North Bay’s Bill Fryer emerged from the Cranberry Trails with a bag of fresh cranberries in hand, picked at Callander’s Cranberry Marsh.
Designated as a protected conservation area in 2002, it is a short hike to the 319-hectare marsh located along the northwest shore of Callander Bay, where people have been known to pick their own cranberries.
The wetland is an important fish spawning area. It is also a reptile and waterfowl habitat.
It was the first time Fryer had attended the annual Cranberry Day festival in Callander, and from every indication, he will be back.
“They were easy to pick, and they were plentiful and delicious,” he said of his haul, which he plans to add to muffins, squares and of course turn into cranberry sauce to have at Thanksgiving.
“This is my first time. I keep hearing about it after the fact. This time I heard before, so I came out. I’m outside and it’s a beautiful day,” said a grinning Fryer. “Everybody is very cheerful and happy, saying hello as they pass on the trails. It is great.”
See related: Callander, your Cranberry Day approaches
This year marks the 10th anniversary of the festival and included vendors, live music, and the opportunity to speak with people knowledgeable about the trail system and the marsh.
Tracy Dupuis and her granddaughter were also attending for the first time.
“I think it’s great. I love it! I’m enjoying all the people and looking forward to doing all the trails. And I’m enjoying the music and all the vendors. You couldn’t ask for a better day,” said Dupuis.
Breanna Duquette and her daughter Tia were also visiting for the first time.
“It’s lovely and the free shuttle here was great too. No parking headaches We just hopped on the shuttle and made our way over here. I’m enjoying it very much.”
“I really like all the vendors out here, it is really cool to see all these people,” said 12-year-old Tia Duquette who said there was enough to do to keep youth her age happy.
Cranberry Day also gave organizations the opportunity to showcase what they do in the community.
One such organization was One Kids Place.
“It is so festive, and it is so wonderful. We are so glad to be back to these in-person events,” said Katharine Strang.
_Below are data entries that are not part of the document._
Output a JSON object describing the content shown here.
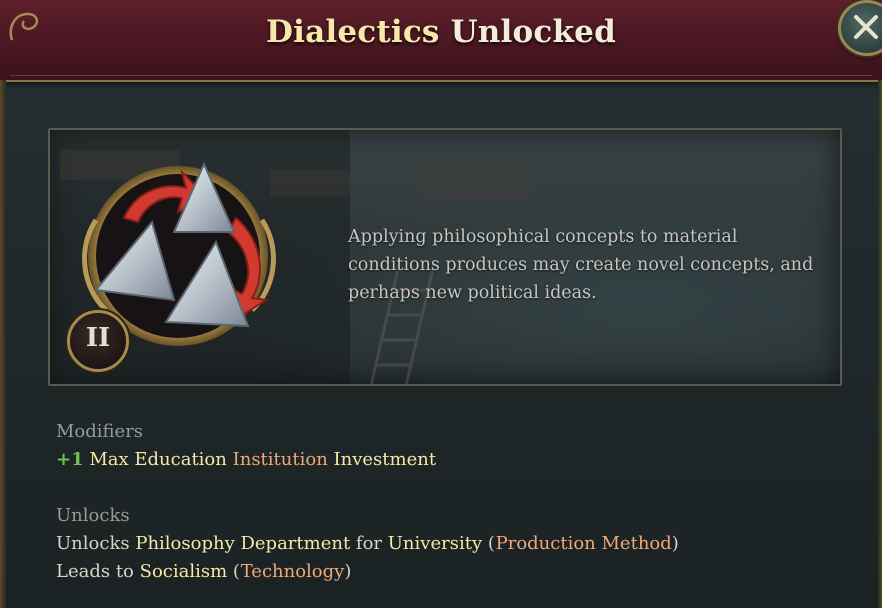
{
  "title": {
    "highlight": "Dialectics",
    "rest": " Unlocked"
  },
  "close_icon": "close-x-icon",
  "card": {
    "icon": "dialectics-triangles-icon",
    "tier": "II",
    "description": "Applying philosophical concepts to material conditions produces may create novel concepts, and perhaps new political ideas."
  },
  "modifiers": {
    "label": "Modifiers",
    "value": "+1",
    "part1": "Max Education",
    "part2": "Institution",
    "part3": "Investment"
  },
  "unlocks": {
    "label": "Unlocks",
    "line1": {
      "prefix": "Unlocks",
      "item": "Philosophy Department",
      "mid": "for",
      "target": "University",
      "open": "(",
      "type": "Production Method",
      "close": ")"
    },
    "line2": {
      "prefix": "Leads to",
      "item": "Socialism",
      "open": "(",
      "type": "Technology",
      "close": ")"
    }
  },
  "colors": {
    "header": "#4a1722",
    "gold_text": "#f5e9a6",
    "orange_text": "#f2a777",
    "green_text": "#6bc24a",
    "body_bg": "#1f2628"
  }
}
“Our territory is wide and far. We go from far up the James Bay Coast all the way to Muskoka. So it is nice for us to get into our communities and let everyone know about the services and the programs that we offer. The response has been great. We want people to stop and ask us questions.”
A local church also hosted a fundraising BBQ, and it was an opportunity for the Callander Lions club to sell tickets after the COVID-19 pandemic threw a wrench into any fundraising opportunities they might otherwise have had over the past couple of years.
“All our money goes to charities, and it has been very hard to fundraise. We have barely survived,” said Lion Clare Restoule.
Attending the festival also allowed the service club to meet potential new members to help grow its membership.
“Coming out to an event like this today is very important for the Callander Lions. We’ve actually picked up a person that’s willing to volunteer, and somebody else who is willing to volunteer and possibly become a Lion,” said Lion Brenda Lalonde.
“So we want to get out in the public and let people know we’re here and that we’re also raising funds for the Callander community through the Food Bank, through service projects. We try to help wherever we can, but it has been extremely tough over the past couple of years.”
Jordy Carr has often given her time to the festival over the years and says Cranberry Days continues to grow.
“The first few years they had some vendors and a little bit of music, but now we have four different performers on the trail, we have some educational components at the end of the trails, berry picking, and some treats and snacks.”
Last year’s event attracted roughly 900 people and it is expected that history will repeat itself, with most taking advantage of the shuttle service.